### TASK DESCRIPTION:
Isolate every line in the data with the string "screenshot" and copy it.

### DATA SHOWN:
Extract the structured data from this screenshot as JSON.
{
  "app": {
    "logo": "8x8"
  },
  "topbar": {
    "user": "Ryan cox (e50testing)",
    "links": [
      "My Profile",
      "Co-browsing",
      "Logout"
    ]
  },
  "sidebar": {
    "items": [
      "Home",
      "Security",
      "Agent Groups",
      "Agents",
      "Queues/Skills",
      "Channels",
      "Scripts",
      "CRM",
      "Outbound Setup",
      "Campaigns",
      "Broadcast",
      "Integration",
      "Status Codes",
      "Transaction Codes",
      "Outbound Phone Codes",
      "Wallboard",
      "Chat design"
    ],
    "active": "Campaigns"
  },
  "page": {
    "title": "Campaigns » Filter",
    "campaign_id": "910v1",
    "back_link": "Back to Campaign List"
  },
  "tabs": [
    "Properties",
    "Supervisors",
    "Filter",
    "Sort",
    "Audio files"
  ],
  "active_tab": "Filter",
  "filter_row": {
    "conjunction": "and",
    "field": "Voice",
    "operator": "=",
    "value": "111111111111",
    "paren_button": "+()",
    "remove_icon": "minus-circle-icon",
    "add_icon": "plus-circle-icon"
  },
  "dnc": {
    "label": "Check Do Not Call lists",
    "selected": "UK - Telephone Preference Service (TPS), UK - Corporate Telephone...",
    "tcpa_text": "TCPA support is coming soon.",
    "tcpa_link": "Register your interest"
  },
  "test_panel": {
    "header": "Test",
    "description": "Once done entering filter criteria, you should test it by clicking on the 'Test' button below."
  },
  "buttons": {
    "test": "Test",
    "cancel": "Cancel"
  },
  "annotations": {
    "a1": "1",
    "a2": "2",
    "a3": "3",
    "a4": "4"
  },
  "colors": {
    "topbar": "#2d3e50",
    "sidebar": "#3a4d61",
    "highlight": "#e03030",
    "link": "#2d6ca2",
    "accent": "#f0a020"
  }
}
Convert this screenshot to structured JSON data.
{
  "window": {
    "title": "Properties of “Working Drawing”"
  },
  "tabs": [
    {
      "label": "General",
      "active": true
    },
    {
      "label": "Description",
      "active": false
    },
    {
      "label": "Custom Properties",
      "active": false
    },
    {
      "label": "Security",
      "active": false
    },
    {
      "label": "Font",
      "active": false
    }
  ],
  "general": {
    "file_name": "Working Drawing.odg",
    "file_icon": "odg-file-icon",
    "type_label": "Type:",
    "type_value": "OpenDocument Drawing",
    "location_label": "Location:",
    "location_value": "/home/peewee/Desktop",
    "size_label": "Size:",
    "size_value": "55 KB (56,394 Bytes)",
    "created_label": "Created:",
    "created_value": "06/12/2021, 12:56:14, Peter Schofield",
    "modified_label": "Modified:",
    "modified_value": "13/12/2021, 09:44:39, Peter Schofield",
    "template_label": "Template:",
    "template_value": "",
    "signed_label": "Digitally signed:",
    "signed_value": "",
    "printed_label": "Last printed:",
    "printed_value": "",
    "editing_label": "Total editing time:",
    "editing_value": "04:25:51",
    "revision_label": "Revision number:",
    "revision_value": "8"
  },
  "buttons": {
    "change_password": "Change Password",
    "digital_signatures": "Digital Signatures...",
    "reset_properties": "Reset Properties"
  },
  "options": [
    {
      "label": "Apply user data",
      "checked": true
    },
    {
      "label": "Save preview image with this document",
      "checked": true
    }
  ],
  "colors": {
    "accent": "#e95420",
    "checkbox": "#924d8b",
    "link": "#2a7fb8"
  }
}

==

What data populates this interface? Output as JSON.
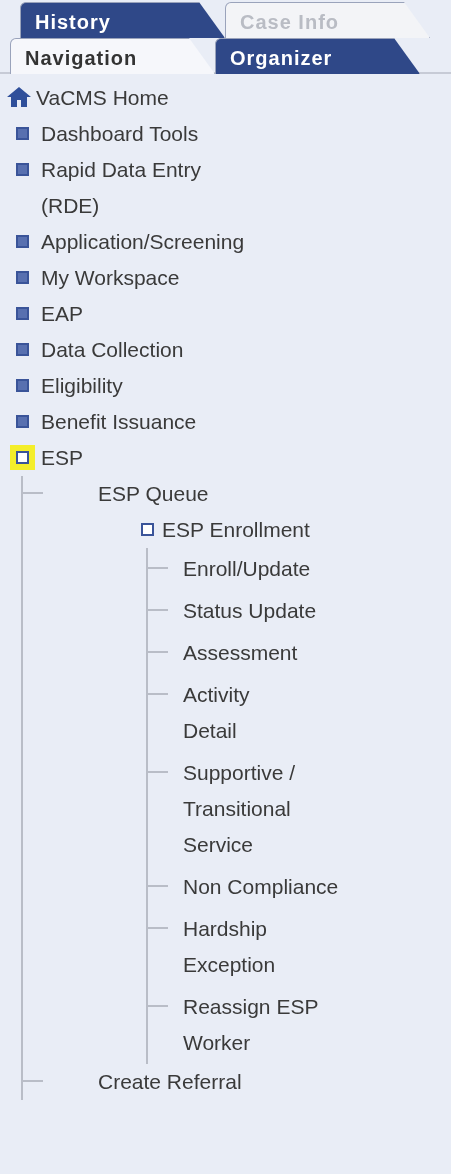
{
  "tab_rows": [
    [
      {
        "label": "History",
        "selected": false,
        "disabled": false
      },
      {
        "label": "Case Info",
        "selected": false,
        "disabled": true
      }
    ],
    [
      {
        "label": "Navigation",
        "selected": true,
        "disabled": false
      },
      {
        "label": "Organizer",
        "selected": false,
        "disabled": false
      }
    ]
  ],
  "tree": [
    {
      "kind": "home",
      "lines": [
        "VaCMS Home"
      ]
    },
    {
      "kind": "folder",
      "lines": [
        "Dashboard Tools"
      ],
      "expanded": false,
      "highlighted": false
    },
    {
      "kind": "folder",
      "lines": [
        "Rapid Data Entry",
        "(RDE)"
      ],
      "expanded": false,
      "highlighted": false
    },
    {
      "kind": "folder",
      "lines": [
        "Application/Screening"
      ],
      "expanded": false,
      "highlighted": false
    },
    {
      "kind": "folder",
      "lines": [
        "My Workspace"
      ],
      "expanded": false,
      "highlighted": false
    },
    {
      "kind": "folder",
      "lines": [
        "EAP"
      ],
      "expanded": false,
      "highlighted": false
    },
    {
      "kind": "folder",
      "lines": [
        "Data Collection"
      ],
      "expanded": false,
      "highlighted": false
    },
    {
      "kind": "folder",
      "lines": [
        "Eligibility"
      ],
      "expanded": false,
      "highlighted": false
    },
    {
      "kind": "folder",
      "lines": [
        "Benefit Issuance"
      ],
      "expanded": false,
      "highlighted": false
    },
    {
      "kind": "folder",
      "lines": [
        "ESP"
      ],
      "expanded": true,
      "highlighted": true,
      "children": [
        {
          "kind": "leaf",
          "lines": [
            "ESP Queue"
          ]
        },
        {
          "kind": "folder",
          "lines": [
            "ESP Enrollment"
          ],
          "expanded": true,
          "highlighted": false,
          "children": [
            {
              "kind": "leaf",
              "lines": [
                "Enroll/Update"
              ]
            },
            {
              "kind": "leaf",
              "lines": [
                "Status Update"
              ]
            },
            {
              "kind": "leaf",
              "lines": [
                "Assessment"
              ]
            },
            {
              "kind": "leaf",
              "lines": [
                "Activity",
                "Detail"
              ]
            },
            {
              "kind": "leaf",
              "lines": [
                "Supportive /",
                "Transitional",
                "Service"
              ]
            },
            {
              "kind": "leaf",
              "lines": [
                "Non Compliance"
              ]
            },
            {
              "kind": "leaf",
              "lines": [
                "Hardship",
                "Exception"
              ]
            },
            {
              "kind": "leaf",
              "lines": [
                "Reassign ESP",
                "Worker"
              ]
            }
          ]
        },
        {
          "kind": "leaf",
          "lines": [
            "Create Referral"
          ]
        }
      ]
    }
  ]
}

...

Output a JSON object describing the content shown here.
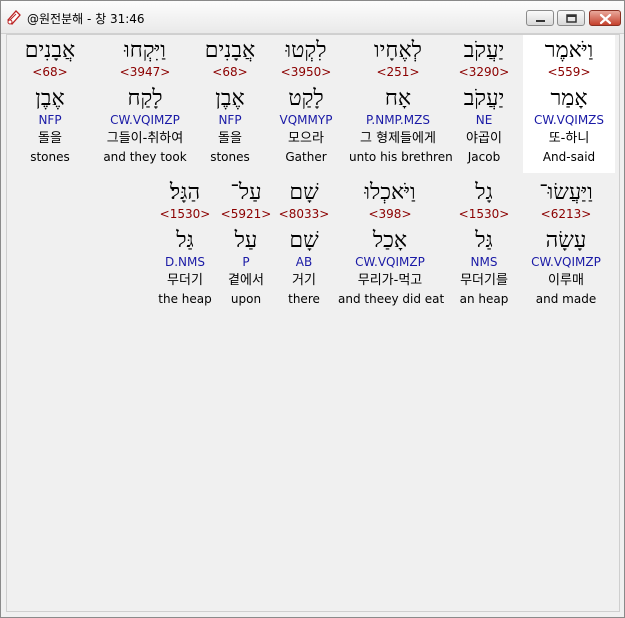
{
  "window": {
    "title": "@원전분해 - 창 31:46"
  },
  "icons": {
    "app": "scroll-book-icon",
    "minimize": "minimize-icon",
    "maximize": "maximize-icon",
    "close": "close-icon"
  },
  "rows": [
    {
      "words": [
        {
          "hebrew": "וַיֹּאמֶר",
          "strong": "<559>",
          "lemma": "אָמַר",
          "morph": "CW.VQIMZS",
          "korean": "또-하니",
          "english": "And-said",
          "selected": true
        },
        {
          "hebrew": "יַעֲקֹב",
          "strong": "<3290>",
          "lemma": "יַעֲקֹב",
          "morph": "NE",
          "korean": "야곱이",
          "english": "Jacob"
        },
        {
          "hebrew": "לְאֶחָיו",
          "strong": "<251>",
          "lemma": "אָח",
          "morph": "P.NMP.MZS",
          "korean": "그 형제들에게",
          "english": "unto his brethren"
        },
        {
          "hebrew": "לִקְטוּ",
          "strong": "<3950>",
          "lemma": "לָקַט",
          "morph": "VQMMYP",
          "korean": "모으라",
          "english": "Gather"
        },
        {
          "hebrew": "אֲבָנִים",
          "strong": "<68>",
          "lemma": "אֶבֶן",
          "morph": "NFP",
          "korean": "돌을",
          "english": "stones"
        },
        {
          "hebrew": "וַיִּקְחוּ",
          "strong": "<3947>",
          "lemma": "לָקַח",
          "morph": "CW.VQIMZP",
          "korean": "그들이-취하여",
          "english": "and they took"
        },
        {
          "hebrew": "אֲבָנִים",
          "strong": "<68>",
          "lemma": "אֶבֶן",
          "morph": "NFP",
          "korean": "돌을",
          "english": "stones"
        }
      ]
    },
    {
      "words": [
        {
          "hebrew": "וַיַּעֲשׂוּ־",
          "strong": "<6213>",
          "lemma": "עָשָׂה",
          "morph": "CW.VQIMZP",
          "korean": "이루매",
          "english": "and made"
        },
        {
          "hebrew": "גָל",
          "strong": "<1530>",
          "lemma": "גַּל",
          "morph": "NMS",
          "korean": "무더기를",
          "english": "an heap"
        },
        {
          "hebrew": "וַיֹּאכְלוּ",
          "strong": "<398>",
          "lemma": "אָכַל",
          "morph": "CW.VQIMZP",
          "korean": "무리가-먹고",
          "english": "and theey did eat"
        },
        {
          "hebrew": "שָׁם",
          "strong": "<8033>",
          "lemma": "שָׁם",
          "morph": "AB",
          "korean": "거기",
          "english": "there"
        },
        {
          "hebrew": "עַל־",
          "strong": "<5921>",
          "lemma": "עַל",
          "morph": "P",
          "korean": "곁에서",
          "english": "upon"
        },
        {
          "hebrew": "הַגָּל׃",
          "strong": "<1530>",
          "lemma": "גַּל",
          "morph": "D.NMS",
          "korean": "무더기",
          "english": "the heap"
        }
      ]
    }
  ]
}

### PROBLEM SOLUTION:
Extract the structured data from this screenshot as JSON.
Convert this screenshot to structured JSON data.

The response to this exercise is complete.